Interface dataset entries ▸

----------

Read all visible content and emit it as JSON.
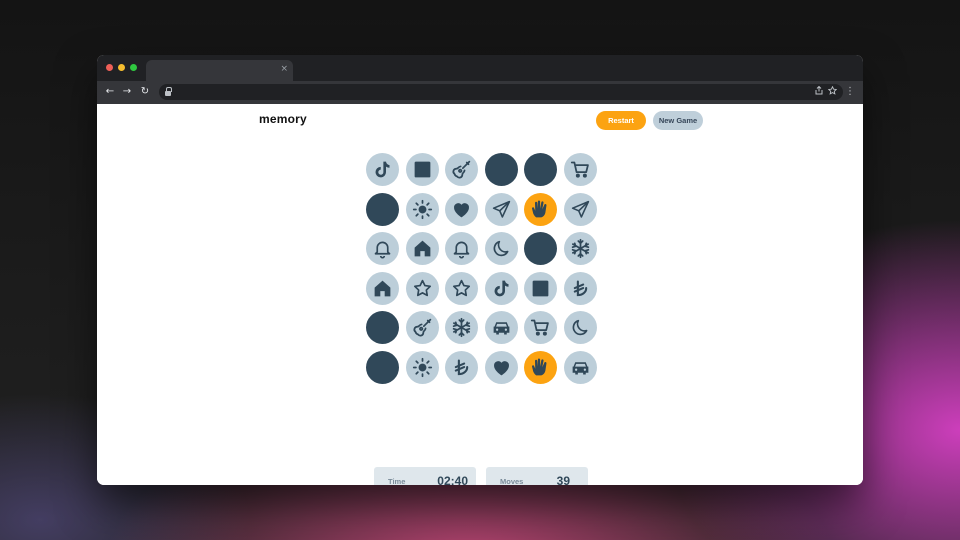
{
  "browser": {
    "tab_close": "×",
    "nav": {
      "back": "←",
      "forward": "→",
      "reload": "↻"
    },
    "omnibox_icons": [
      "share-icon",
      "star-icon"
    ],
    "menu": "⋮"
  },
  "app": {
    "brand": "memory",
    "restart_label": "Restart",
    "new_game_label": "New Game"
  },
  "board": {
    "rows": [
      [
        {
          "state": "revealed",
          "icon": "tiktok"
        },
        {
          "state": "revealed",
          "icon": "square"
        },
        {
          "state": "revealed",
          "icon": "guitar"
        },
        {
          "state": "hidden"
        },
        {
          "state": "hidden"
        },
        {
          "state": "revealed",
          "icon": "cart"
        }
      ],
      [
        {
          "state": "hidden"
        },
        {
          "state": "revealed",
          "icon": "sun"
        },
        {
          "state": "revealed",
          "icon": "heart"
        },
        {
          "state": "revealed",
          "icon": "paper-plane"
        },
        {
          "state": "active",
          "icon": "vulcan-hand"
        },
        {
          "state": "revealed",
          "icon": "paper-plane"
        }
      ],
      [
        {
          "state": "revealed",
          "icon": "bell"
        },
        {
          "state": "revealed",
          "icon": "house"
        },
        {
          "state": "revealed",
          "icon": "bell"
        },
        {
          "state": "revealed",
          "icon": "moon"
        },
        {
          "state": "hidden"
        },
        {
          "state": "revealed",
          "icon": "snowflake"
        }
      ],
      [
        {
          "state": "revealed",
          "icon": "house"
        },
        {
          "state": "revealed",
          "icon": "star"
        },
        {
          "state": "revealed",
          "icon": "star"
        },
        {
          "state": "revealed",
          "icon": "tiktok"
        },
        {
          "state": "revealed",
          "icon": "square"
        },
        {
          "state": "revealed",
          "icon": "lira"
        }
      ],
      [
        {
          "state": "hidden"
        },
        {
          "state": "revealed",
          "icon": "guitar"
        },
        {
          "state": "revealed",
          "icon": "snowflake"
        },
        {
          "state": "revealed",
          "icon": "car"
        },
        {
          "state": "revealed",
          "icon": "cart"
        },
        {
          "state": "revealed",
          "icon": "moon"
        }
      ],
      [
        {
          "state": "hidden"
        },
        {
          "state": "revealed",
          "icon": "sun"
        },
        {
          "state": "revealed",
          "icon": "lira"
        },
        {
          "state": "revealed",
          "icon": "heart"
        },
        {
          "state": "active",
          "icon": "vulcan-hand"
        },
        {
          "state": "revealed",
          "icon": "car"
        }
      ]
    ]
  },
  "stats": {
    "time_label": "Time",
    "time_value": "02:40",
    "moves_label": "Moves",
    "moves_value": "39"
  },
  "colors": {
    "accent": "#fca311",
    "tile_revealed": "#bcced9",
    "tile_hidden": "#304859",
    "icon": "#304859",
    "stat_bg": "#dfe7ec"
  }
}
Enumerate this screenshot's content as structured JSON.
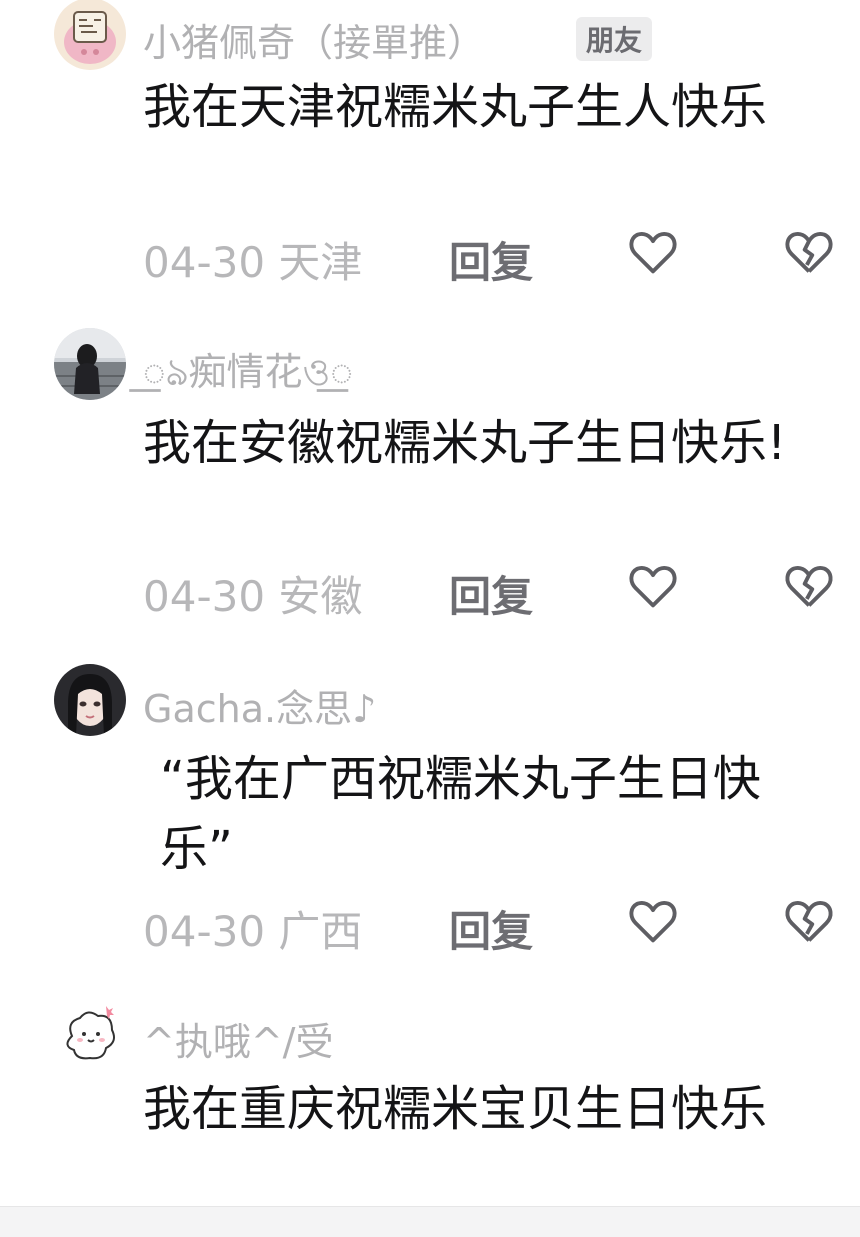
{
  "colors": {
    "username": "#b1b1b3",
    "content": "#141416",
    "meta": "#b7b7b9",
    "reply": "#6d6d72",
    "icon": "#5e5e63"
  },
  "comments": [
    {
      "username": "小猪佩奇（接單推）",
      "badge": "朋友",
      "content": "我在天津祝糯米丸子生人快乐",
      "date": "04-30",
      "location": "天津",
      "reply_label": "回复",
      "avatar_icon": "cartoon-pig-avatar"
    },
    {
      "username": "꯭ঌ痴情花ও꯭",
      "content": "我在安徽祝糯米丸子生日快乐!",
      "date": "04-30",
      "location": "安徽",
      "reply_label": "回复",
      "avatar_icon": "girl-by-window-avatar"
    },
    {
      "username": "Gacha.念思♪",
      "content": "“我在广西祝糯米丸子生日快乐”",
      "date": "04-30",
      "location": "广西",
      "reply_label": "回复",
      "avatar_icon": "anime-girl-avatar"
    },
    {
      "username": "^执哦^/受",
      "content": "我在重庆祝糯米宝贝生日快乐",
      "avatar_icon": "doodle-dog-avatar"
    }
  ]
}
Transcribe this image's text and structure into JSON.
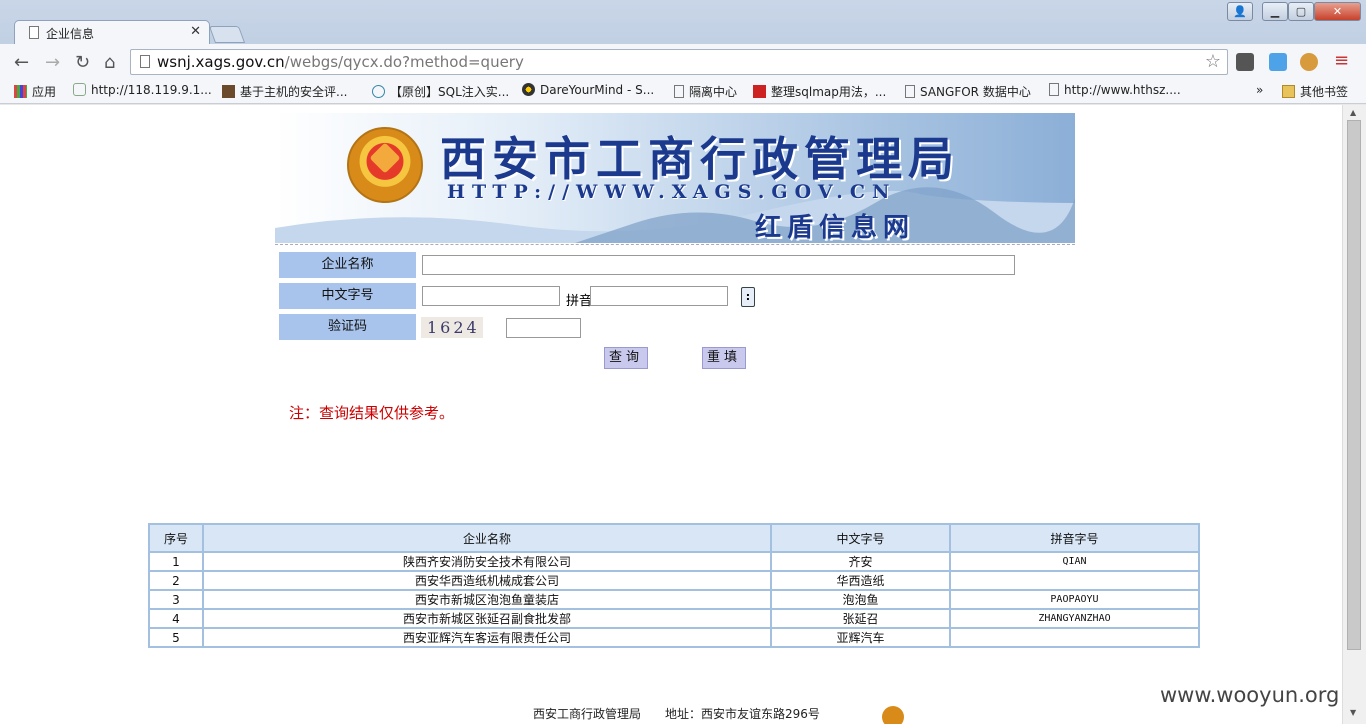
{
  "browser": {
    "tab_title": "企业信息",
    "url_host": "wsnj.xags.gov.cn",
    "url_path": "/webgs/qycx.do?method=query",
    "bookmarks": [
      "应用",
      "http://118.119.9.1...",
      "基于主机的安全评...",
      "【原创】SQL注入实...",
      "DareYourMind - S...",
      "隔离中心",
      "整理sqlmap用法，...",
      "SANGFOR 数据中心",
      "http://www.hthsz....",
      "»",
      "其他书签"
    ]
  },
  "banner": {
    "title": "西安市工商行政管理局",
    "url": "HTTP://WWW.XAGS.GOV.CN",
    "subtitle": "红盾信息网"
  },
  "form": {
    "company_name_label": "企业名称",
    "chinese_name_label": "中文字号",
    "pinyin_label": "拼音",
    "captcha_label": "验证码",
    "captcha_value": "1624",
    "keyboard_button": ":",
    "search_button": "查询",
    "reset_button": "重填",
    "note": "注：查询结果仅供参考。"
  },
  "results": {
    "headers": [
      "序号",
      "企业名称",
      "中文字号",
      "拼音字号"
    ],
    "rows": [
      [
        "1",
        "陕西齐安消防安全技术有限公司",
        "齐安",
        "QIAN"
      ],
      [
        "2",
        "西安华西造纸机械成套公司",
        "华西造纸",
        ""
      ],
      [
        "3",
        "西安市新城区泡泡鱼童装店",
        "泡泡鱼",
        "PAOPAOYU"
      ],
      [
        "4",
        "西安市新城区张延召副食批发部",
        "张延召",
        "ZHANGYANZHAO"
      ],
      [
        "5",
        "西安亚辉汽车客运有限责任公司",
        "亚辉汽车",
        ""
      ]
    ]
  },
  "footer": {
    "text": "西安工商行政管理局　　地址：西安市友谊东路296号"
  },
  "watermark": "www.wooyun.org"
}
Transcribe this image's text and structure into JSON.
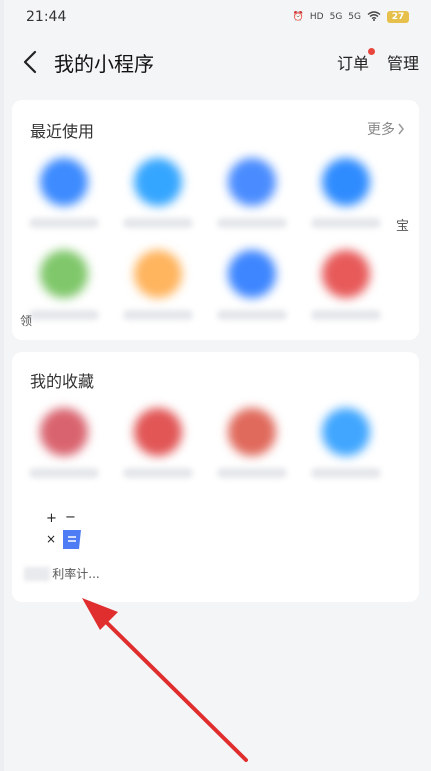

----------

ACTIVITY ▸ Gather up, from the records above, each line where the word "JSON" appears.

RESULT OF THE EXERCISE ▸
Read all visible content and emit it as JSON.
Enumerate this screenshot's content as structured JSON.
Transcribe this image's text and structure into JSON.
Transcribe this image's text and structure into JSON.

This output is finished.